TASK STATEMENT :: When you spot the word "value" in a line of the data below, copy that line.

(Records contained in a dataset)
--- START ---

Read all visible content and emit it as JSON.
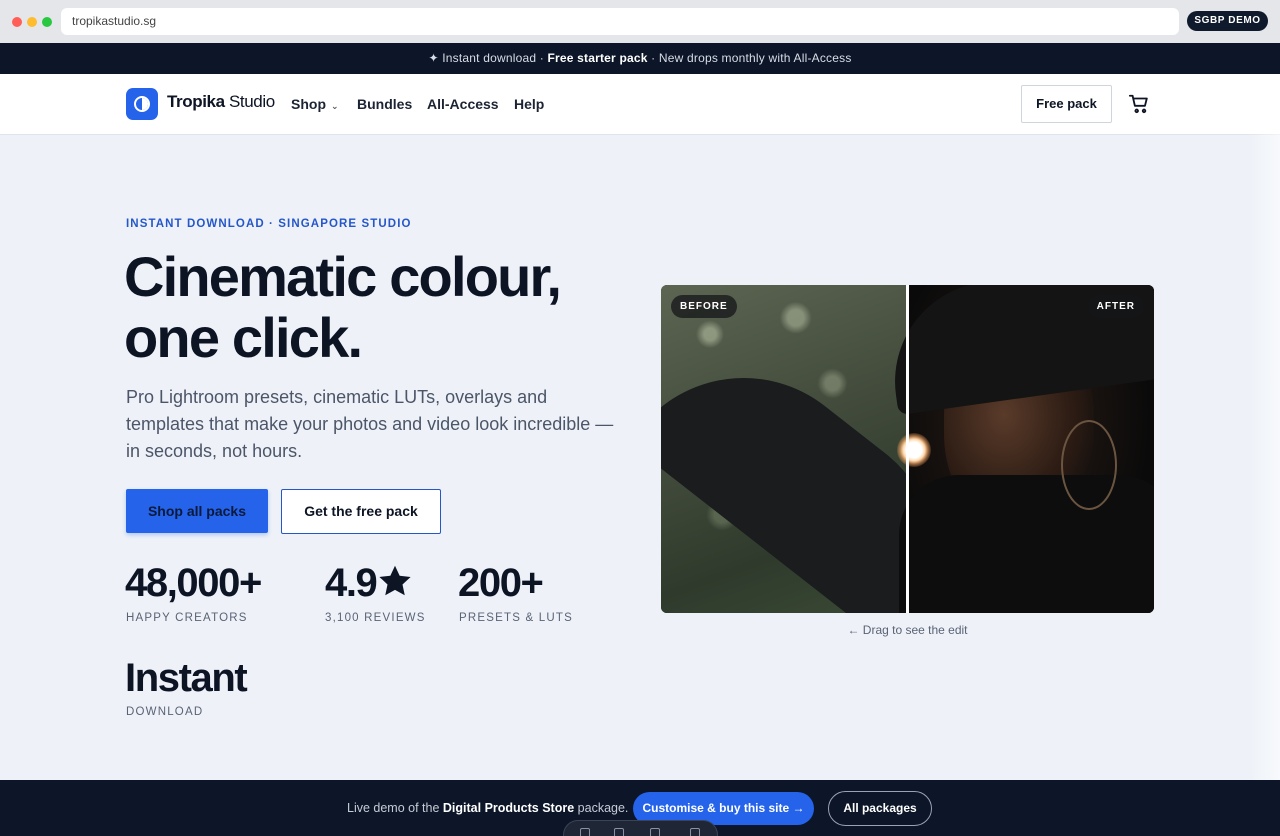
{
  "browser": {
    "url": "tropikastudio.sg",
    "badge": "SGBP DEMO"
  },
  "announcement": {
    "prefix": "✦ Instant download · ",
    "highlight": "Free starter pack",
    "suffix": " · New drops monthly with All-Access"
  },
  "header": {
    "brand_bold": "Tropika",
    "brand_rest": " Studio",
    "nav": {
      "shop": "Shop",
      "bundles": "Bundles",
      "all_access": "All-Access",
      "help": "Help"
    },
    "free_pack_label": "Free pack",
    "cart_icon": "cart-icon"
  },
  "hero": {
    "eyebrow": "INSTANT DOWNLOAD · SINGAPORE STUDIO",
    "title_line1": "Cinematic colour,",
    "title_line2": "one click.",
    "lede": "Pro Lightroom presets, cinematic LUTs, overlays and templates that make your photos and video look incredible — in seconds, not hours.",
    "primary_cta": "Shop all packs",
    "secondary_cta": "Get the free pack",
    "stats": [
      {
        "value": "48,000+",
        "label": "HAPPY CREATORS"
      },
      {
        "value": "4.9",
        "label": "3,100 REVIEWS"
      },
      {
        "value": "200+",
        "label": "PRESETS & LUTS"
      },
      {
        "value": "Instant",
        "label": "DOWNLOAD"
      }
    ]
  },
  "compare": {
    "before_label": "BEFORE",
    "after_label": "AFTER",
    "hint": "← Drag to see the edit"
  },
  "demo_bar": {
    "text_prefix": "Live demo of the ",
    "package_name": "Digital Products Store",
    "text_suffix": " package.",
    "customise_label": "Customise & buy this site →",
    "all_packages_label": "All packages"
  },
  "colors": {
    "accent": "#2563eb",
    "dark": "#0c1628",
    "page_bg": "#eef2f8"
  }
}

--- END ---

RESULT OF THE EXERCISE ::
        "value": "48,000+",
        "value": "4.9",
        "value": "200+",
        "value": "Instant",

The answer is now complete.